'''

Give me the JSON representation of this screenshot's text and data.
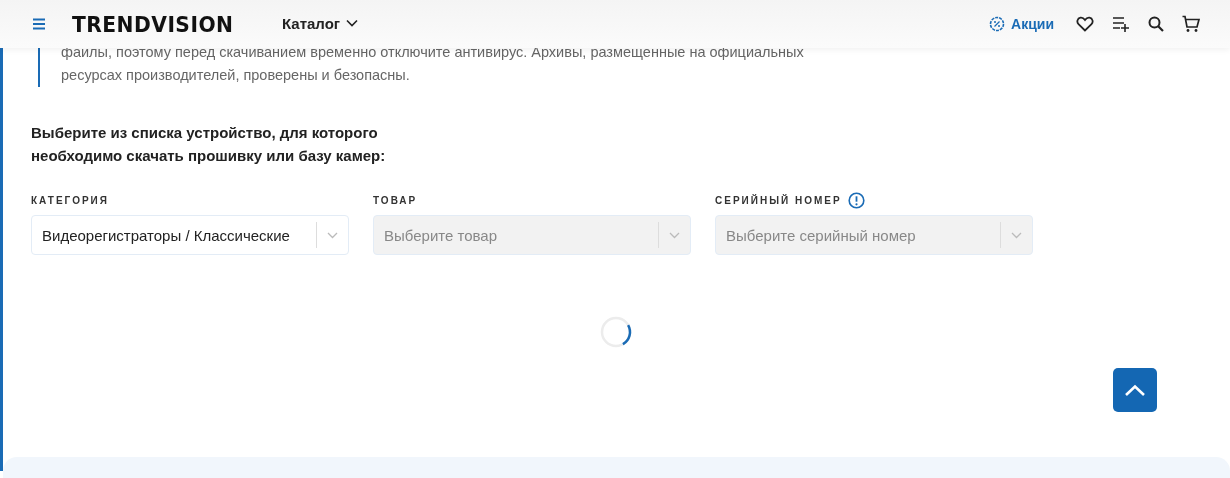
{
  "header": {
    "logo": "TRENDVISION",
    "catalog": "Каталог",
    "promo": "Акции"
  },
  "notice": {
    "lines": [
      "файлы, поэтому перед скачиванием временно отключите антивирус. Архивы, размещенные на официальных",
      "ресурсах производителей, проверены и безопасны."
    ]
  },
  "prompt": "Выберите из списка устройство, для которого необходимо скачать прошивку или базу камер:",
  "selects": [
    {
      "label": "КАТЕГОРИЯ",
      "value": "Видеорегистраторы / Классические",
      "disabled": false,
      "info": false
    },
    {
      "label": "ТОВАР",
      "placeholder": "Выберите товар",
      "disabled": true,
      "info": false
    },
    {
      "label": "СЕРИЙНЫЙ НОМЕР",
      "placeholder": "Выберите серийный номер",
      "disabled": true,
      "info": true
    }
  ]
}
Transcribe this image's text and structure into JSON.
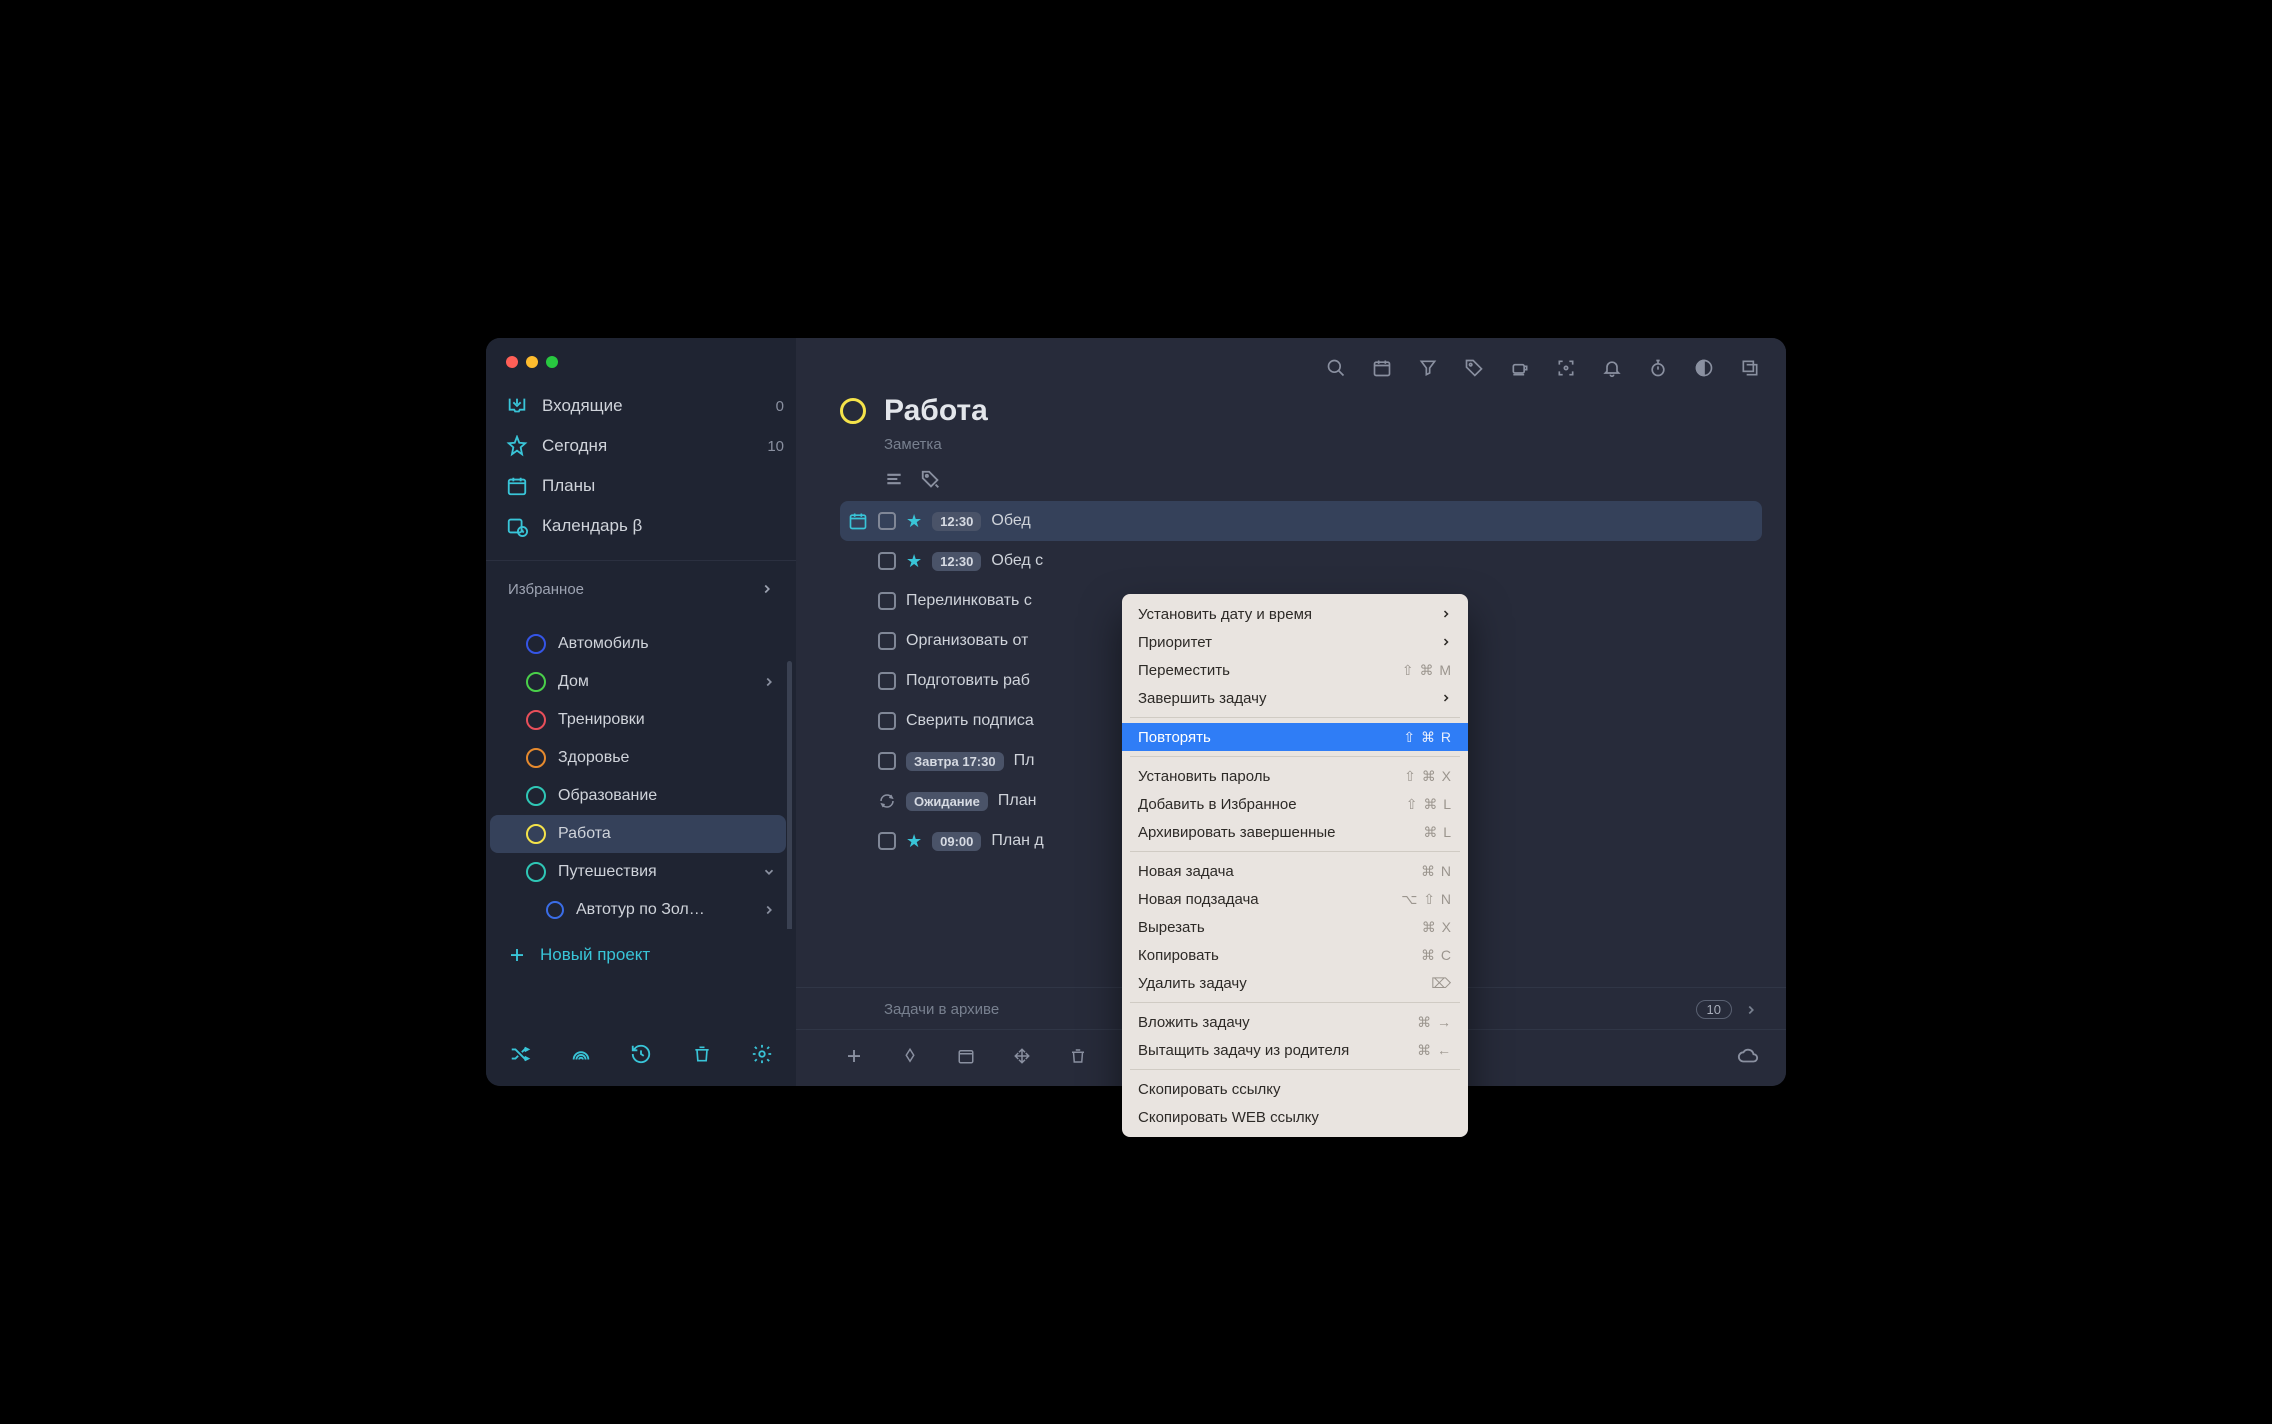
{
  "sidebar": {
    "nav": {
      "inbox": "Входящие",
      "inbox_count": "0",
      "today": "Сегодня",
      "today_count": "10",
      "plans": "Планы",
      "calendar": "Календарь β"
    },
    "section_hdr": "Избранное",
    "projects": [
      {
        "name": "Автомобиль",
        "color": "#3555e6",
        "arrow": false,
        "sub": false
      },
      {
        "name": "Дом",
        "color": "#4ad04a",
        "arrow": true,
        "sub": false
      },
      {
        "name": "Тренировки",
        "color": "#e84f5a",
        "arrow": false,
        "sub": false
      },
      {
        "name": "Здоровье",
        "color": "#e68a2e",
        "arrow": false,
        "sub": false
      },
      {
        "name": "Образование",
        "color": "#2fc7b6",
        "arrow": false,
        "sub": false
      },
      {
        "name": "Работа",
        "color": "#f5e34a",
        "arrow": false,
        "sub": false,
        "active": true
      },
      {
        "name": "Путешествия",
        "color": "#2fc7b6",
        "arrow": true,
        "sub": false,
        "arrow_down": true
      },
      {
        "name": "Автотур по Зол…",
        "color": "#3a6de8",
        "arrow": true,
        "sub": true
      }
    ],
    "new_project": "Новый проект"
  },
  "header": {
    "title": "Работа",
    "note": "Заметка"
  },
  "tasks": [
    {
      "cal": true,
      "star": true,
      "badge": "12:30",
      "title": "Обед",
      "selected": true
    },
    {
      "cal": false,
      "star": true,
      "badge": "12:30",
      "title": "Обед с"
    },
    {
      "cal": false,
      "star": false,
      "badge": null,
      "title": "Перелинковать с"
    },
    {
      "cal": false,
      "star": false,
      "badge": null,
      "title": "Организовать от"
    },
    {
      "cal": false,
      "star": false,
      "badge": null,
      "title": "Подготовить раб"
    },
    {
      "cal": false,
      "star": false,
      "badge": null,
      "title": "Сверить подписа"
    },
    {
      "cal": false,
      "star": false,
      "badge": "Завтра 17:30",
      "title": "Пл"
    },
    {
      "cal": false,
      "star": false,
      "badge": "Ожидание",
      "title": "План",
      "repeat": true
    },
    {
      "cal": false,
      "star": true,
      "badge": "09:00",
      "title": "План д"
    }
  ],
  "archive": {
    "label": "Задачи в архиве",
    "count": "10"
  },
  "context_menu": [
    {
      "type": "item",
      "label": "Установить дату и время",
      "sub": true
    },
    {
      "type": "item",
      "label": "Приоритет",
      "sub": true
    },
    {
      "type": "item",
      "label": "Переместить",
      "shortcut": "⇧ ⌘ M"
    },
    {
      "type": "item",
      "label": "Завершить задачу",
      "sub": true
    },
    {
      "type": "sep"
    },
    {
      "type": "item",
      "label": "Повторять",
      "shortcut": "⇧ ⌘ R",
      "hi": true
    },
    {
      "type": "sep"
    },
    {
      "type": "item",
      "label": "Установить пароль",
      "shortcut": "⇧ ⌘ X"
    },
    {
      "type": "item",
      "label": "Добавить в Избранное",
      "shortcut": "⇧ ⌘ L"
    },
    {
      "type": "item",
      "label": "Архивировать завершенные",
      "shortcut": "⌘ L"
    },
    {
      "type": "sep"
    },
    {
      "type": "item",
      "label": "Новая задача",
      "shortcut": "⌘ N"
    },
    {
      "type": "item",
      "label": "Новая подзадача",
      "shortcut": "⌥ ⇧ N"
    },
    {
      "type": "item",
      "label": "Вырезать",
      "shortcut": "⌘ X"
    },
    {
      "type": "item",
      "label": "Копировать",
      "shortcut": "⌘ C"
    },
    {
      "type": "item",
      "label": "Удалить задачу",
      "shortcut": "⌦"
    },
    {
      "type": "sep"
    },
    {
      "type": "item",
      "label": "Вложить задачу",
      "shortcut": "⌘ →"
    },
    {
      "type": "item",
      "label": "Вытащить задачу из родителя",
      "shortcut": "⌘ ←"
    },
    {
      "type": "sep"
    },
    {
      "type": "item",
      "label": "Скопировать ссылку"
    },
    {
      "type": "item",
      "label": "Скопировать WEB ссылку"
    }
  ]
}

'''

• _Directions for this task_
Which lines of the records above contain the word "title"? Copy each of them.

• _Finished exercise_
    "title": "Работа",
      "title": "Обед",
      "title": "Обед с"
      "title": "Перелинковать с"
      "title": "Организовать от"
      "title": "Подготовить раб"
      "title": "Сверить подписа"
      "title": "Пл"
      "title": "План",
      "title": "План д"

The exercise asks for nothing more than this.